Welcome to the inaugural edition of ‘MAG Monday’. Team Attitude are big fans of Zipper Interactive’s latest game – MAG. However, there are a suspicious amount of very similar reviews out there which always seem to end up with a 70% mark at the end. Can an ever evolving online game be reviewed after just a few hours? We think not.
DolphGB, Brodiesan and Folken24 will each be making weekly reports from the battlefield – comparing likes, dislikes and anything humorous that may have occurred. This will hopefully give you a flavour of what the game is all about.
Welcome back to another Homerun! This is the place for news and views on the latest content to arrive in PlayStation Home.
We’ll start with North America this week.
Whether we like it or not, downloadable content is now a major part of the videogame industry, and it won’t be going away any time soon. Of course, PC games have had add-ons and expansions for years, but it’s only in the current generation that developers have seriously been able to bring DLC to consoles.
I’m normally completely in favour of some extra content for my favourite games, even if I have to pay for it, but occasionally I can’t help but feel slightly conned after I’ve made a purchase. Three examples would be the games listed below; I’m a big fan of all of them, but regrettably they are also all examples of how NOT to do DLC.

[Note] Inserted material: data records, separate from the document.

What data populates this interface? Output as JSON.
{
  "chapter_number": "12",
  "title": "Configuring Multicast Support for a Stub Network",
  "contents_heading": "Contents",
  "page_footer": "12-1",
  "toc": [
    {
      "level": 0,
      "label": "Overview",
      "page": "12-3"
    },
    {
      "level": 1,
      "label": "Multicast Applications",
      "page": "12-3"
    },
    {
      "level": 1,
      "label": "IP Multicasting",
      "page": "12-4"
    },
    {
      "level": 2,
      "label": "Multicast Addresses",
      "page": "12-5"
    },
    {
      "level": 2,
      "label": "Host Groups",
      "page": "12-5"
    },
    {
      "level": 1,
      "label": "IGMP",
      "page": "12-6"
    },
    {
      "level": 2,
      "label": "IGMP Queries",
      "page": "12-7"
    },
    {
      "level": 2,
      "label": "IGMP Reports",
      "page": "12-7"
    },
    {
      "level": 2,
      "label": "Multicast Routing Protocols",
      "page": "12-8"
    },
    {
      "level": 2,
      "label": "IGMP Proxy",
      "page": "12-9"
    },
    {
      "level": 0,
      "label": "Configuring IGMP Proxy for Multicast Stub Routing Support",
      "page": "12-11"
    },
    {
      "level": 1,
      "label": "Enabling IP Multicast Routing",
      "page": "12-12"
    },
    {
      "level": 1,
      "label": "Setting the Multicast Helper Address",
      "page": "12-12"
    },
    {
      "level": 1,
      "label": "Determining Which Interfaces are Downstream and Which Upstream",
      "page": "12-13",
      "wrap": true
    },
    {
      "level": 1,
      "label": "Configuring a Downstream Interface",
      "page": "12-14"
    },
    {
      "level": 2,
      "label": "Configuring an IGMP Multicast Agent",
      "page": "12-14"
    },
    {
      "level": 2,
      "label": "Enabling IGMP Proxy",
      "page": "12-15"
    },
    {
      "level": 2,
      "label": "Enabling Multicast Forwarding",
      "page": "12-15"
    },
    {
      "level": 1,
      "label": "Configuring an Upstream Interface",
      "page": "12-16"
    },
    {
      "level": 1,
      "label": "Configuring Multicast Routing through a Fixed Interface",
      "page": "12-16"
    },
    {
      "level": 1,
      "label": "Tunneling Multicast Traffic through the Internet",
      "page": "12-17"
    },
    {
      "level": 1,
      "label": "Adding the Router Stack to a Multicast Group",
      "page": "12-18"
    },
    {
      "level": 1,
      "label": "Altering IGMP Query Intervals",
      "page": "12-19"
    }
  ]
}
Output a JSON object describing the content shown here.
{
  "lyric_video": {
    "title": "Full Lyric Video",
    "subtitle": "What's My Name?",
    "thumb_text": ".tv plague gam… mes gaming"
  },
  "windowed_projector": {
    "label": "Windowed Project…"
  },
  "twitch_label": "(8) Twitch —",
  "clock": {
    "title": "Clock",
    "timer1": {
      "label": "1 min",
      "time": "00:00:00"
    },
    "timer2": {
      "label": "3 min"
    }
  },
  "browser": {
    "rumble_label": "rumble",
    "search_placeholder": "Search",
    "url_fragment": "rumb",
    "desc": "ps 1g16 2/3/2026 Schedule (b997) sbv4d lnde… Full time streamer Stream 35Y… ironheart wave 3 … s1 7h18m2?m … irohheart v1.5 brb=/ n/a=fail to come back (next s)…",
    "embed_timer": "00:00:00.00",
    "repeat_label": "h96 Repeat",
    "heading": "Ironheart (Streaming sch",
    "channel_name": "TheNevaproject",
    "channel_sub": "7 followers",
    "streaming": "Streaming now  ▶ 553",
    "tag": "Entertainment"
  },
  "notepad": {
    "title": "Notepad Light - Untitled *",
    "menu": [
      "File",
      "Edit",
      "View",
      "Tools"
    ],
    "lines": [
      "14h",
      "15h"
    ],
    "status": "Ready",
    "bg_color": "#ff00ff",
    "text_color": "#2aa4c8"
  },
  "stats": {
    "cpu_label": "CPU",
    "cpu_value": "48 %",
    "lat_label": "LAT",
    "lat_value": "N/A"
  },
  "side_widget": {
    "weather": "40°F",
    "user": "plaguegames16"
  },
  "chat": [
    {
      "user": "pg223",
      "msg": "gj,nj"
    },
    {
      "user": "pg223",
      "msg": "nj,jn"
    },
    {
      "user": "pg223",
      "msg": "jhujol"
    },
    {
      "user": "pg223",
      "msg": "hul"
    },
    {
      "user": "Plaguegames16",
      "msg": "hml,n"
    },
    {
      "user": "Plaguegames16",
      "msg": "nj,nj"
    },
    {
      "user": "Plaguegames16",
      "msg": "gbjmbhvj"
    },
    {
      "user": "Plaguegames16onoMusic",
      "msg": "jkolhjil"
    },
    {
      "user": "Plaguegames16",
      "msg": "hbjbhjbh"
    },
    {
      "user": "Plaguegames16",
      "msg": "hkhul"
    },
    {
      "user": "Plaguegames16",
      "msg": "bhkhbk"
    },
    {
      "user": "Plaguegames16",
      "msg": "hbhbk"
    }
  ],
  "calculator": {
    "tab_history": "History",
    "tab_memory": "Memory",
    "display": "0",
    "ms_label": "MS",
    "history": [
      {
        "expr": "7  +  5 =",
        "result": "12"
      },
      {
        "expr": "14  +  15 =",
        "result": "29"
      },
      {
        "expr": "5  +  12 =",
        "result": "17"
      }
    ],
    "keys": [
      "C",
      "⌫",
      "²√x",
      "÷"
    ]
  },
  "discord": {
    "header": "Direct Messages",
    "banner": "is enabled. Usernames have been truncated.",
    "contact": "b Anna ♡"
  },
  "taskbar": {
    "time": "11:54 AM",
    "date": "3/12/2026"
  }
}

Regular news followers will have read the recent story in which two national newspapers – The Times and METRO – went to press with the headline “Video gaming leads to surge in rickets”.
What followed were vast amounts of column inches of what I consider to be absolute spin as once again the video games industry was demonised, whilst the actual message that should have pervaded was ignored.
Having diligently hoovered my original PS every month since the day one purchase, I think that there was dust in places that there really ought not to have been. The fan would kick in even after being on for 10 minutes and the heat coming from my original 60Gb PS3 was a concern to say the least.
So I decided to go for the fat-to-slim upgrade. Turns out there a few things I should have known…
Every major fighting game released this generation has an online feature with the exception of Virtua Fighter 5 on the PS3. Two player battles are pretty much guaranteed and that’s really all you get. Even if a game has multiple modes to play, they won’t be online enabled.
With the recent resurgence of the fighting game genre, one would think that an online training mode would have been done by now.
It’s Thursday and another Homerun: For news and views on the latest content to land inside PlayStation Home.
After the abysmal update for Europe last week, we’ll start with them this time and see if it’s any better.
Music can make or break a game. The recent Codemasters game, FUEL, was met with disappointment. Even though the game had a record-breaking number of square miles to explore, the soundtrack was one of the main factors in it’s lacklustre reception.
Compared to games like Ratchet and Clank, Killzone 2 and the Uncharted series though, its no wonder that people have a higher expectation of music in video games today.